EXERCISE DESCRIPTION: Line count for "Search": give the number of lines in the records below that hold it, and nothing else.

EXTRACTED MATERIAL:
+++++

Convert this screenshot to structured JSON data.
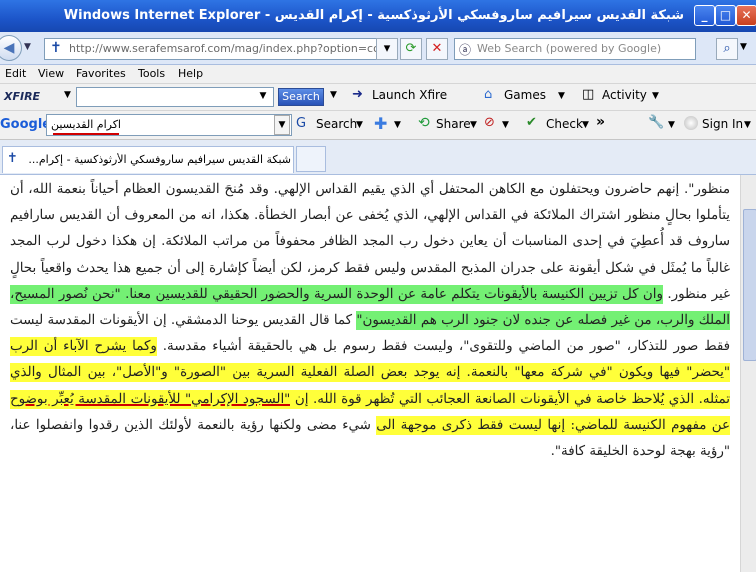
{
  "window": {
    "title": "شبكة القديس سيرافيم ساروفسكي الأرثوذكسية - إكرام القديس - Windows Internet Explorer",
    "buttons": {
      "minimize": "_",
      "maximize": "□",
      "close": "✕"
    }
  },
  "nav": {
    "address": "http://www.serafemsarof.com/mag/index.php?option=com_content",
    "search_placeholder": "Web Search (powered by Google)"
  },
  "menu": [
    "Edit",
    "View",
    "Favorites",
    "Tools",
    "Help"
  ],
  "xfire": {
    "logo": "XFIRE",
    "search_button": "Search",
    "launch": "Launch Xfire",
    "games": "Games",
    "activity": "Activity"
  },
  "google": {
    "logo": "Google",
    "query": "اكرام القديسين",
    "search": "Search",
    "share": "Share",
    "check": "Check",
    "signin": "Sign In"
  },
  "tab": {
    "label": "شبكة القديس سيرافيم ساروفسكي الأرثوذكسية - إكرام..."
  },
  "article": {
    "p_plain1": "منظور\". إنهم حاضرون ويحتفلون مع الكاهن المحتفل أي الذي يقيم القداس الإلهي. وقد مُنحَ القديسون العظام أحياناً بنعمة الله، أن يتأملوا بحالٍ منظور اشتراك الملائكة في القداس الإلهي، الذي يُخفى عن أبصار الخطأة. هكذا، انه من المعروف أن القديس سارافيم ساروف قد أُعطِيَ في إحدى المناسبات أن يعاين دخول رب المجد الظافر محفوفاً من مراتب الملائكة. إن هكذا دخول لرب المجد غالباً ما يُمثَل في شكل أيقونة على جدران المذبح المقدس وليس فقط كرمز، لكن أيضاً كإشارة إلى أن جميع هذا يحدث واقعياً بحالٍ غير منظور. ",
    "p_green": "وان كل تزيين الكنيسة بالأيقونات يتكلم عامة عن الوحدة السرية والحضور الحقيقي للقديسين معنا. \"نحن نُصور المسيح، الملك والرب، من غير فصله عن جنده لان جنود الرب هم القديسون\"",
    "p_plain2": " كما قال القديس يوحنا الدمشقي. إن الأيقونات المقدسة ليست فقط صور للتذكار، \"صور من الماضي وللتقوى\"، وليست فقط رسوم بل هي بالحقيقة أشياء مقدسة. ",
    "p_yellow1": "وكما يشرح الآباء أن الرب \"يحضر\" فيها ويكون \"في شركة معها\" بالنعمة. إنه يوجد بعض الصلة الفعلية السرية بين \"الصورة\" و\"الأصل\"، بين المثال والذي تمثله. الذي يُلاحظ خاصة في الأيقونات الصانعة العجائب التي تُظهر قوة الله. إن ",
    "p_yellow_ul": "\"السجود الإكرامي\" للأيقونات المقدسة يُعبِّر بوضوح",
    "p_yellow2": " عن مفهوم الكنيسة للماضي: إنها ليست فقط ذكرى موجهة الى",
    "p_plain3": " شيء مضى ولكنها رؤية بالنعمة لأولئك الذين رقدوا وانفصلوا عنا، \"رؤية بهجة لوحدة الخليقة كافة\"."
  }
}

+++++

RESPONSE FOR THIS EXERCISE: 3